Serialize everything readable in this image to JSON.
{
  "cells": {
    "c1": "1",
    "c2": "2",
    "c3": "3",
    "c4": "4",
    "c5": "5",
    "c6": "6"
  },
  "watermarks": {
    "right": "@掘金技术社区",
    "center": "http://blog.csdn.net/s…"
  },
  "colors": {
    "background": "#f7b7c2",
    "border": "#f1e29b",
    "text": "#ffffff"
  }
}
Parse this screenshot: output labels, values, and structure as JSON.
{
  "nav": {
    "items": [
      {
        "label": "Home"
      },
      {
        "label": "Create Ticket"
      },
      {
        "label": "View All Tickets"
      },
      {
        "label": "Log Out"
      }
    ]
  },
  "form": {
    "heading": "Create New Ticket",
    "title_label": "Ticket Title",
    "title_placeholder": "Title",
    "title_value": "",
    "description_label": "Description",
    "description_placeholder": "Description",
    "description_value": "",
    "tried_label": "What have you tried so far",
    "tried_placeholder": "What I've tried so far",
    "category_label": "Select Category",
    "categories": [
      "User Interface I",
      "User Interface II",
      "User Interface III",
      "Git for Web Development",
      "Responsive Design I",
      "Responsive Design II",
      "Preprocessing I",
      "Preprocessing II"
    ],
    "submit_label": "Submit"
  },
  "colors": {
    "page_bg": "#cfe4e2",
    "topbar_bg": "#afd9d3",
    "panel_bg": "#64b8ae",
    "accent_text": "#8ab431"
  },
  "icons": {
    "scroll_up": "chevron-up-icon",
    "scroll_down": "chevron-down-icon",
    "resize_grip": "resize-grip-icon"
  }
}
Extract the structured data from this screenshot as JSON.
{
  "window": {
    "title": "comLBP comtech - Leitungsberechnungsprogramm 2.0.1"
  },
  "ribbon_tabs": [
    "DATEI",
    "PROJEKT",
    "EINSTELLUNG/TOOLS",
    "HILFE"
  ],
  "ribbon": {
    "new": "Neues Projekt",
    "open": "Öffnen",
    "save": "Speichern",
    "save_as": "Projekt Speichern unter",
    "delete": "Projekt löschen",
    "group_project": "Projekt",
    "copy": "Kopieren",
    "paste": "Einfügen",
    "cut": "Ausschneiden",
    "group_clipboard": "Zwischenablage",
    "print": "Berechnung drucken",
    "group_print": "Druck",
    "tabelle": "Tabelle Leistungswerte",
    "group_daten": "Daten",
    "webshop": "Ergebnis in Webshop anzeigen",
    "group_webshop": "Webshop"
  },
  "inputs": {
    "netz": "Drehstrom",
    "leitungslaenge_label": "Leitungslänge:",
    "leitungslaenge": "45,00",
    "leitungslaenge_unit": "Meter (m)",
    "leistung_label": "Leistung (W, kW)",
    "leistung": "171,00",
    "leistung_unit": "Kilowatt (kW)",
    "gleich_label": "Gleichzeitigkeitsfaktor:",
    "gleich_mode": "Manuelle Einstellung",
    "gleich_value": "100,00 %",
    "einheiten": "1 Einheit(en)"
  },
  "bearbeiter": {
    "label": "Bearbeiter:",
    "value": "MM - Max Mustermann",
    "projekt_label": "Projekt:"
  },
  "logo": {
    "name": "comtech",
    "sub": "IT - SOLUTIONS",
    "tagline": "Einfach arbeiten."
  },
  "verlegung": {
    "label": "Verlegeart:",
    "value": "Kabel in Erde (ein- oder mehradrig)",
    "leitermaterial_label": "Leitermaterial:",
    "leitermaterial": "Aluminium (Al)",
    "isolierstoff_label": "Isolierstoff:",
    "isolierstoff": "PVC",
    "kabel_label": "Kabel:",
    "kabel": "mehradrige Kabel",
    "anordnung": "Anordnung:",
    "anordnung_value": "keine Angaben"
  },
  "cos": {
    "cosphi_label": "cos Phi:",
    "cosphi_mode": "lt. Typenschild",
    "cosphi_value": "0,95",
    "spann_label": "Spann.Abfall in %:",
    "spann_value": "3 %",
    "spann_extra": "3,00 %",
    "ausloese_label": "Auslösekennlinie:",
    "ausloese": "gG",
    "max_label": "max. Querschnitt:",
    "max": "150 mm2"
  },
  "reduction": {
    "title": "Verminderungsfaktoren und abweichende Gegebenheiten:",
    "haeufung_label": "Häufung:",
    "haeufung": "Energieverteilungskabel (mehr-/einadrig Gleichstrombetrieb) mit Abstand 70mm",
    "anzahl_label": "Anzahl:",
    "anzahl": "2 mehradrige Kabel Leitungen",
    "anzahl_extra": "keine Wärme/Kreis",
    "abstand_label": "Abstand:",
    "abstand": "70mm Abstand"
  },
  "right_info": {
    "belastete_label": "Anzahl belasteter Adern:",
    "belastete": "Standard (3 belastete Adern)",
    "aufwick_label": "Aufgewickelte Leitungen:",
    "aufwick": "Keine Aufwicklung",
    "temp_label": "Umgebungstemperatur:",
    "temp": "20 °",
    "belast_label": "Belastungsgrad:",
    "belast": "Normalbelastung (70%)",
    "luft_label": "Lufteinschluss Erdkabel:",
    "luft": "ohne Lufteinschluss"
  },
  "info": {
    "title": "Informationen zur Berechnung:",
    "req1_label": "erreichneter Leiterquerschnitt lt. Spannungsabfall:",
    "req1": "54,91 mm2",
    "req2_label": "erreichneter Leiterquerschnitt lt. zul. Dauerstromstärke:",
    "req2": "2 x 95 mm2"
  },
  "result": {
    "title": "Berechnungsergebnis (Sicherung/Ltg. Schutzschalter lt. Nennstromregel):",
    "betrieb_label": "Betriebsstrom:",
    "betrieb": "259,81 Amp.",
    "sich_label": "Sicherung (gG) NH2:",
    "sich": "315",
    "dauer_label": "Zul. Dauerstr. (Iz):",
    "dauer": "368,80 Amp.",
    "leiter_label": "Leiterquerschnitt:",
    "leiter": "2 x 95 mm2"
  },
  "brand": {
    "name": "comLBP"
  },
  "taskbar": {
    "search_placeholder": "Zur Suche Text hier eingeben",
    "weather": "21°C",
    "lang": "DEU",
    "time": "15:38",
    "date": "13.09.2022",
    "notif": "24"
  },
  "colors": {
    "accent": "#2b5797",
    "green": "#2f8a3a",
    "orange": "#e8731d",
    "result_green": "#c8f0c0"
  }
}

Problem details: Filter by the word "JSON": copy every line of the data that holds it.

Response area:
Serialize everything readable in this image to JSON.
Parse this screenshot: output labels, values, and structure as JSON.
Extract the structured data from this screenshot as JSON.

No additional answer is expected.